Why has Kansas City jumped into the equation?
Kansas City Chiefs quarterback Patrick Mahomes was one of the first to jump on social media to make a pitch for the Raps to play in the city, and was joined by teammate (and Canadian) Laurent Duvernay-Tardif as well as K.C. mayor Quinton Lucas.
Kansas City’s T-Mobile Arena is no stranger to hoops, having hosted NBA pre-season games and NCAA men’s and women’s basketball championships.
But the City of Fountains doesn’t appear to be the only U.S. city in the running.
The New York area, Louisville, Ky., and Hartford, Conn., have also been mentioned as possible landing spots for the Raptors, even though the team has said it is focusing on playing in Toronto.
But should the border issue continue into December and beyond, the Raptors won’t be able to play their home games at Scotiabank Arena or anywhere else in Canada.
The Toronto Blue Jays were forced into the same situation during this year’s Major League Baseball season and ended up playing their home games at their AAA affiliate in Buffalo.
Toronto FC, the Montreal Impact and Vancouver Whitecaps have been stationed in East Hartford, Conn., Harrison, N.J., and Portland, Ore., respectively, since resuming play after the MLS Is Back Tournament at Disney World in Florida.
Where the Raptors play is anyone’s guess at this point, and Missouri seems a little too far out of the way for an Eastern Conference team like Toronto, but it would be fun to see Drake and Mahomes sitting courtside and cheering on the 2019 champs.

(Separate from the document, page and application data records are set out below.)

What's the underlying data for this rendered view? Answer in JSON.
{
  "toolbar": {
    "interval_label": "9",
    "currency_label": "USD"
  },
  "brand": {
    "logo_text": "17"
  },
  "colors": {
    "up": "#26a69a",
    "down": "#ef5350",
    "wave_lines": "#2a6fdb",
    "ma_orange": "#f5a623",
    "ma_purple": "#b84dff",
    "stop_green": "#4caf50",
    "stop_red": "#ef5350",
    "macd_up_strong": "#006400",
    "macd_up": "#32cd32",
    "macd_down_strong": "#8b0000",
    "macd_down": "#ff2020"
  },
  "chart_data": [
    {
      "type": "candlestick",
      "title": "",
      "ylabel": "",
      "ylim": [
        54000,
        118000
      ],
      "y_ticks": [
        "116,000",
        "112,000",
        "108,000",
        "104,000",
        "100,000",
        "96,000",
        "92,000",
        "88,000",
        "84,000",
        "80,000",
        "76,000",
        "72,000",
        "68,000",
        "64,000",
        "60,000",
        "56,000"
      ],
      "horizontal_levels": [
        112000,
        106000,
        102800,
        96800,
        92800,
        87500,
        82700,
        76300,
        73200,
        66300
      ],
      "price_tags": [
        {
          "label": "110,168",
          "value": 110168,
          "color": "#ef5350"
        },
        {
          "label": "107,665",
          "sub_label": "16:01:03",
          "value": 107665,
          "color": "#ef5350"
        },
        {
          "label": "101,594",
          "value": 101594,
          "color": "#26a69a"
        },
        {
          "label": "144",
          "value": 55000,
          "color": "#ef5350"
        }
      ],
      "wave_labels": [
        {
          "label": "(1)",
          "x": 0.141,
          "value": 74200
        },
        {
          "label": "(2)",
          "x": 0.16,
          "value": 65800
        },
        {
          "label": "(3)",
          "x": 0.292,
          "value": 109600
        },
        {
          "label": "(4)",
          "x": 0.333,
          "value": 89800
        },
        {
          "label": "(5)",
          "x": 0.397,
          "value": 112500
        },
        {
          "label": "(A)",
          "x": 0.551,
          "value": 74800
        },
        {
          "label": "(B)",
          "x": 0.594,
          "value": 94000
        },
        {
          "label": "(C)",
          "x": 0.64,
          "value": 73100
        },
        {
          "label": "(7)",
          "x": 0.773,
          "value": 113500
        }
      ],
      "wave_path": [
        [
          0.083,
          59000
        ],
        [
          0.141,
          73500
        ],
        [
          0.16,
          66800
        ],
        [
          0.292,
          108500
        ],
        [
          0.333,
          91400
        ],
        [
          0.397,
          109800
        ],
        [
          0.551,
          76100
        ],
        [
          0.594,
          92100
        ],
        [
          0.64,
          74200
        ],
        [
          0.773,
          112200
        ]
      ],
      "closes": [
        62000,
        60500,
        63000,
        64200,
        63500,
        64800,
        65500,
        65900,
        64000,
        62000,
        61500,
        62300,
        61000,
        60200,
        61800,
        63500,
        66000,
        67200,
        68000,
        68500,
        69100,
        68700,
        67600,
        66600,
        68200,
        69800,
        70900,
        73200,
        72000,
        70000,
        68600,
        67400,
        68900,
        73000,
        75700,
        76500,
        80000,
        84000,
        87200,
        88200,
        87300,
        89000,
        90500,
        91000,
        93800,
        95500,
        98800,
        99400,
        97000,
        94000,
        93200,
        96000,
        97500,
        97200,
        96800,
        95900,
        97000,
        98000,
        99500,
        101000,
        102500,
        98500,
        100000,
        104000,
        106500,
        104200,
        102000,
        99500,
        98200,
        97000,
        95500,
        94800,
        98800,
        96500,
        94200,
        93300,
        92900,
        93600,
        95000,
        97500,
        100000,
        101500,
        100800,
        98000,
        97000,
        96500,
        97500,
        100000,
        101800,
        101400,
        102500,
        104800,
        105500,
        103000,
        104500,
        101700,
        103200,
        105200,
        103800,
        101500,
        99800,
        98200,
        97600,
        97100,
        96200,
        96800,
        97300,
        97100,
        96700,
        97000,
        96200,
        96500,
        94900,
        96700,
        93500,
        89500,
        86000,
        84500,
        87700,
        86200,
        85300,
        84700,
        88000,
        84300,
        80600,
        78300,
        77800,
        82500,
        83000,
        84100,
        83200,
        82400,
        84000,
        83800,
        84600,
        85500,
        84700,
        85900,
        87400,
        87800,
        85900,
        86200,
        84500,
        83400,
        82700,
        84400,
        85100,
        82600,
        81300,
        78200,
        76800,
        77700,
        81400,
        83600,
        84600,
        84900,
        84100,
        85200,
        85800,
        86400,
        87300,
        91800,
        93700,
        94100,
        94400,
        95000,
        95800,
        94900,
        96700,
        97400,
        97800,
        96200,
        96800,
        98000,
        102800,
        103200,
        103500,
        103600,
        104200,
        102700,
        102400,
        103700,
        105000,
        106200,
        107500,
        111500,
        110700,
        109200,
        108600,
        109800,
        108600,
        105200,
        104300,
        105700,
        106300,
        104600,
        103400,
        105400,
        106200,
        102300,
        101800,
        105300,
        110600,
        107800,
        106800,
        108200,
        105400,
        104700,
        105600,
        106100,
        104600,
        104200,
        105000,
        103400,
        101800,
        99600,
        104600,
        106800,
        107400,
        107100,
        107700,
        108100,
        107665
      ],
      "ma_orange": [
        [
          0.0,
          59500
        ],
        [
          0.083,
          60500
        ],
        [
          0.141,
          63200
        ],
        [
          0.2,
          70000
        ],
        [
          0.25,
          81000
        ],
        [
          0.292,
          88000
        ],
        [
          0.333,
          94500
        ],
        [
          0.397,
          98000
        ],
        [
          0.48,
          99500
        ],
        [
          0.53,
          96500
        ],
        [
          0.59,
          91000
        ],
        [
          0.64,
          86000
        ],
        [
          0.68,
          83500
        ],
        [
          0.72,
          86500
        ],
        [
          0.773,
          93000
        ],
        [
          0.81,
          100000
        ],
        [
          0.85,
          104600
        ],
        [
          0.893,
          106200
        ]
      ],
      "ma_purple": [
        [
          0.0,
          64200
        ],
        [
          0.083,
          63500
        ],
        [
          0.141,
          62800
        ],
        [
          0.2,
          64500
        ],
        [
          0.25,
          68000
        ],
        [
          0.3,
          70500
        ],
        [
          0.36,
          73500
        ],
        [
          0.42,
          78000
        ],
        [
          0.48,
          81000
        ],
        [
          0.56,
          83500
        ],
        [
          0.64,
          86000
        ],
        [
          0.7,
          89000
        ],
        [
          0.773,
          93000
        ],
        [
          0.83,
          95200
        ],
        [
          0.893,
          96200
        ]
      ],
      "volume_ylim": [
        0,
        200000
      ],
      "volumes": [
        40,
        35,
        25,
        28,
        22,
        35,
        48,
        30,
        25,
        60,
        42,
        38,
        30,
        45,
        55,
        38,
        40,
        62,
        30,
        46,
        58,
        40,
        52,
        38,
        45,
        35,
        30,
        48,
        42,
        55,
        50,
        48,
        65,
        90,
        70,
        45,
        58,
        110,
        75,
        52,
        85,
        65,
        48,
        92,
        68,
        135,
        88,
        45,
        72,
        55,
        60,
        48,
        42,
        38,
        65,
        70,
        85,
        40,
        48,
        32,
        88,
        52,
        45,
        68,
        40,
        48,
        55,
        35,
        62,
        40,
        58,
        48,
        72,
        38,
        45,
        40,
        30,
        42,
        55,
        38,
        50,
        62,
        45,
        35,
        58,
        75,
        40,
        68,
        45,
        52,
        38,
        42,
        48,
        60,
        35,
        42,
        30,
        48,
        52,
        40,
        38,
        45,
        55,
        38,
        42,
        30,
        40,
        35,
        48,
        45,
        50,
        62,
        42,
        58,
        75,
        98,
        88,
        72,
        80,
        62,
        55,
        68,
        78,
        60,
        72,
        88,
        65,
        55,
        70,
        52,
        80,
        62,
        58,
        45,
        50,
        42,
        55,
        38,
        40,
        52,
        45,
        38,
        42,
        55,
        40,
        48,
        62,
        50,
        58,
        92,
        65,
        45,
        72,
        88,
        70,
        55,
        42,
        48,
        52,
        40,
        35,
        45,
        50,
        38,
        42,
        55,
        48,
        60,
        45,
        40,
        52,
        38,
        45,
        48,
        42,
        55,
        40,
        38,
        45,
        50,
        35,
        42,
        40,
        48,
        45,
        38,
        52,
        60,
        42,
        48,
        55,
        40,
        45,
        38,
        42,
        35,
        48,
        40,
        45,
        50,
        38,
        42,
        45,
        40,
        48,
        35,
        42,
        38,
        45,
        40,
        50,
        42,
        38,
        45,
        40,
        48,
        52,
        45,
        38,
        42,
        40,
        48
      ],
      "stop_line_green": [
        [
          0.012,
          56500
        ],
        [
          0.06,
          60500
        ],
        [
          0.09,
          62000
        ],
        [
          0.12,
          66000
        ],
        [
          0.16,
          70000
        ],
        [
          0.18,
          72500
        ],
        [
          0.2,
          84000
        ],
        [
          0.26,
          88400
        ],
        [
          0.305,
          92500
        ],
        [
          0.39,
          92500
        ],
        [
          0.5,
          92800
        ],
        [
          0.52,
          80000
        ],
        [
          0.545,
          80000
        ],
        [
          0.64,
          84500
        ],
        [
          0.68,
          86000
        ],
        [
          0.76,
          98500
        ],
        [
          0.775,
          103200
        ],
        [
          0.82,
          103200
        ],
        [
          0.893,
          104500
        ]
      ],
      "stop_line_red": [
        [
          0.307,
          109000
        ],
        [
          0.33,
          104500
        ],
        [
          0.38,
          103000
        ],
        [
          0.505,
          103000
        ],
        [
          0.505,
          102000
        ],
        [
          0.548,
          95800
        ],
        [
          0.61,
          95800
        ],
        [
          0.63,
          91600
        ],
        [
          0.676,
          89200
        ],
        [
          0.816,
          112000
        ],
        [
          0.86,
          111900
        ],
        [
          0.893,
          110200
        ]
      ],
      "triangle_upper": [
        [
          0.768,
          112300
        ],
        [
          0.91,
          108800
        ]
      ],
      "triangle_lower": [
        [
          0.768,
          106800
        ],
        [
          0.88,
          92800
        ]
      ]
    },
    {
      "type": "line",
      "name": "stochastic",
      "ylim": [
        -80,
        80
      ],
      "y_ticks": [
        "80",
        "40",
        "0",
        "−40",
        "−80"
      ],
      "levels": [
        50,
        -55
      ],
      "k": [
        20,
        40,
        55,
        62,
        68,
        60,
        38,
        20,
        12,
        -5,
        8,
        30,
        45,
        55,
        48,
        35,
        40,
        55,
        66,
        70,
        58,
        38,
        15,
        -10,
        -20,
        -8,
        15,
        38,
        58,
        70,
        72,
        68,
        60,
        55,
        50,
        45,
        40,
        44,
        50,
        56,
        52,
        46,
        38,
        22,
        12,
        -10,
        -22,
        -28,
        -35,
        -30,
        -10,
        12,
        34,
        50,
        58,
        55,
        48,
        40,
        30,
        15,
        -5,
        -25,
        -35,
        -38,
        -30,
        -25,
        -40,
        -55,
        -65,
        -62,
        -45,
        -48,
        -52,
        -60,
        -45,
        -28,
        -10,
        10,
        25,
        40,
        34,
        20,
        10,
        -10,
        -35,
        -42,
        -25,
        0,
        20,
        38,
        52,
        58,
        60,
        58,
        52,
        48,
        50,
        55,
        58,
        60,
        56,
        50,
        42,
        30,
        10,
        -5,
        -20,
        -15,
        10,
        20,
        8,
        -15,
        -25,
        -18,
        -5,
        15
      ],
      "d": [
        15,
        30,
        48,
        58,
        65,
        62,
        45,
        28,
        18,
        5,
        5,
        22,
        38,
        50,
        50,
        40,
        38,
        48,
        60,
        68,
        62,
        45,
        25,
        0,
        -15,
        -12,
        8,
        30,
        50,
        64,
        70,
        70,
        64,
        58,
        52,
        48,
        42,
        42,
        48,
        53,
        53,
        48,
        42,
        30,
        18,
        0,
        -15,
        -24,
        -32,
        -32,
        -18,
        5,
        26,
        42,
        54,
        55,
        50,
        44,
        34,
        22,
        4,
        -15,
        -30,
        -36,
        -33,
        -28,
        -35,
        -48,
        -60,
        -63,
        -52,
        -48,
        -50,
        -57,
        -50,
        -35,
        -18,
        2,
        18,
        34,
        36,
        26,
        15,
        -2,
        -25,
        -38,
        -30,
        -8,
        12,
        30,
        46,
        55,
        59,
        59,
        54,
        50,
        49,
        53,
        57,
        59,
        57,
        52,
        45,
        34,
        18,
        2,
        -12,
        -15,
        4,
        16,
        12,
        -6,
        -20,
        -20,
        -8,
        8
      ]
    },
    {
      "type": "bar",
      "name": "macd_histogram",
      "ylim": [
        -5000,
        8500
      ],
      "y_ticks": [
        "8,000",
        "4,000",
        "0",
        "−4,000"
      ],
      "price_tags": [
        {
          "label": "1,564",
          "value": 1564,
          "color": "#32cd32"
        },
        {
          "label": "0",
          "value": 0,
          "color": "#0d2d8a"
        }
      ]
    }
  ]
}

Rick Zamperin is the assistant program, news and senior sports director at Global News Radio 900 CHML.